--- Given data Enclosed Below ---
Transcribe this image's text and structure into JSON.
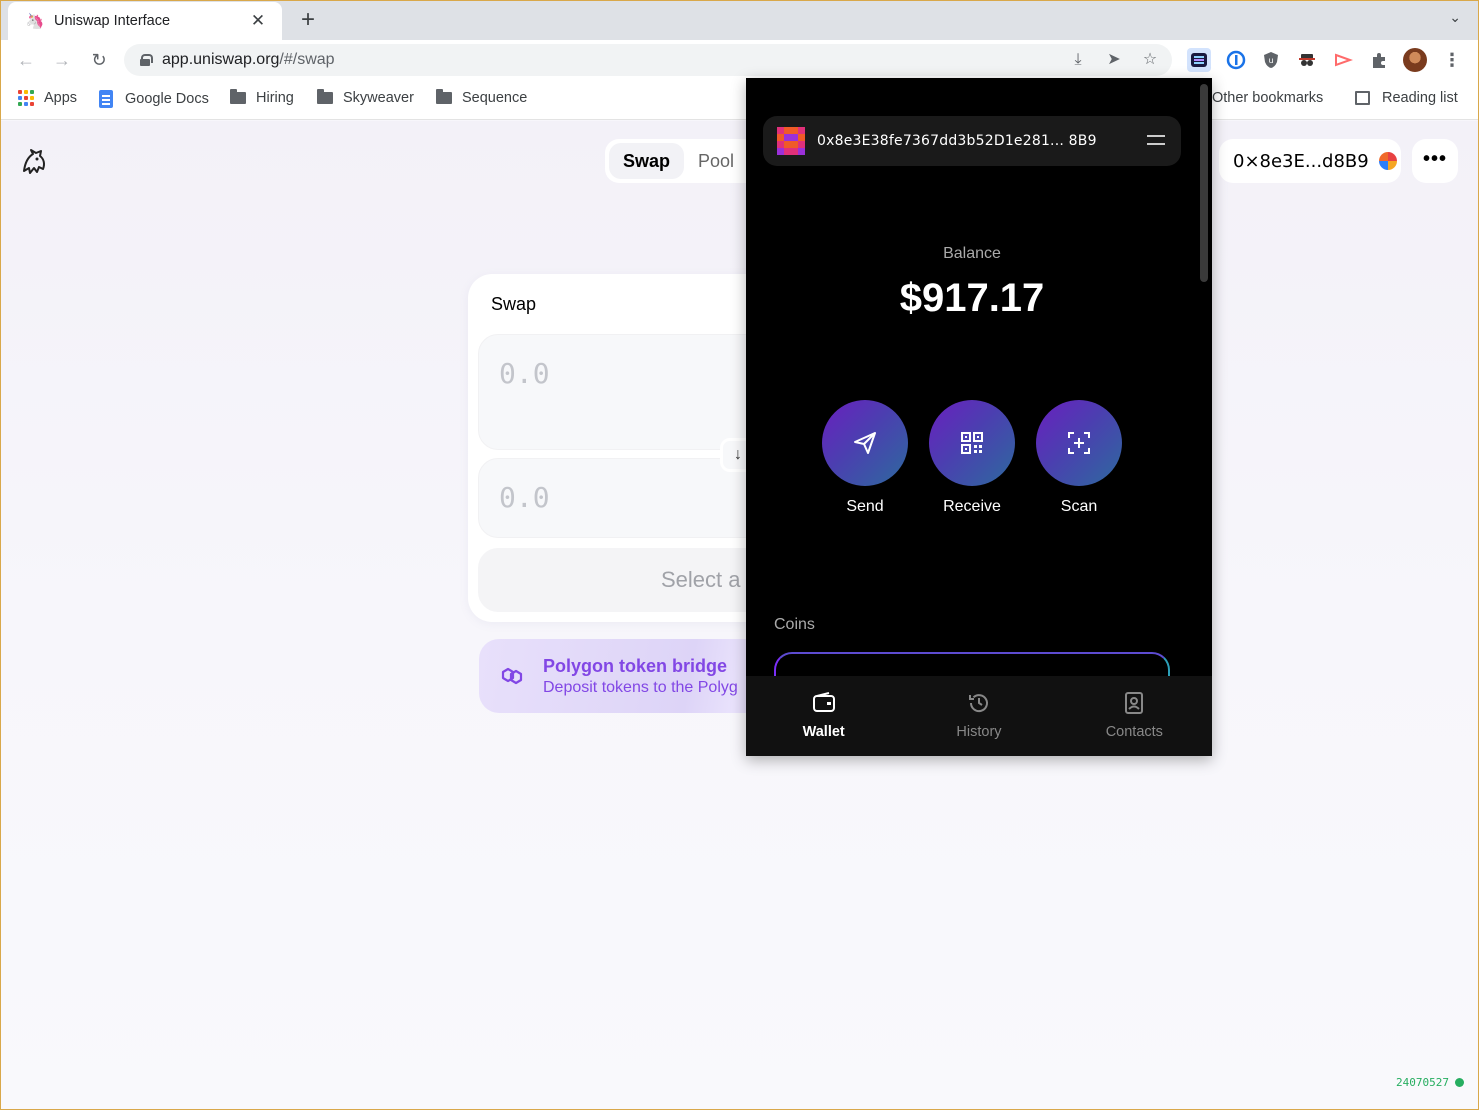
{
  "browser": {
    "tab_title": "Uniswap Interface",
    "url_host": "app.uniswap.org",
    "url_path": "/#/swap",
    "bookmarks": [
      {
        "label": "Apps"
      },
      {
        "label": "Google Docs"
      },
      {
        "label": "Hiring"
      },
      {
        "label": "Skyweaver"
      },
      {
        "label": "Sequence"
      }
    ],
    "other_bookmarks": "Other bookmarks",
    "reading_list": "Reading list"
  },
  "uniswap": {
    "nav": {
      "swap": "Swap",
      "pool": "Pool"
    },
    "account": "0×8e3E...d8B9",
    "more": "•••",
    "swap_card": {
      "title": "Swap",
      "input_placeholder": "0.0",
      "output_placeholder": "0.0",
      "select_label": "Select a"
    },
    "bridge": {
      "title": "Polygon token bridge",
      "subtitle": "Deposit tokens to the Polyg"
    },
    "build": "24070527"
  },
  "wallet": {
    "address": "0x8e3E38fe7367dd3b52D1e281... 8B9",
    "balance_label": "Balance",
    "balance": "$917.17",
    "actions": [
      {
        "label": "Send"
      },
      {
        "label": "Receive"
      },
      {
        "label": "Scan"
      }
    ],
    "coins_label": "Coins",
    "nav": [
      {
        "label": "Wallet",
        "active": true
      },
      {
        "label": "History",
        "active": false
      },
      {
        "label": "Contacts",
        "active": false
      }
    ]
  }
}
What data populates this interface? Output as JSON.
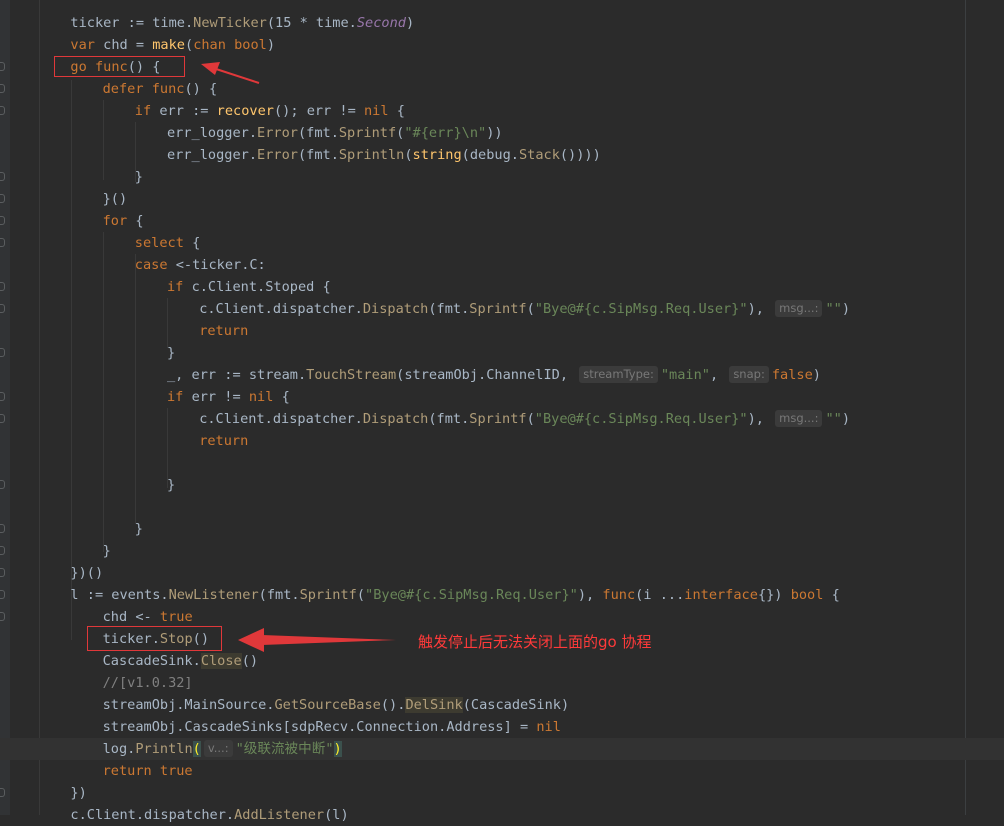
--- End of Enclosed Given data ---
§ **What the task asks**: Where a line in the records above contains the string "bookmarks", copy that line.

§ **Solution for this problem**:
    "bookmarks": [
    "other_bookmarks": "Other bookmarks",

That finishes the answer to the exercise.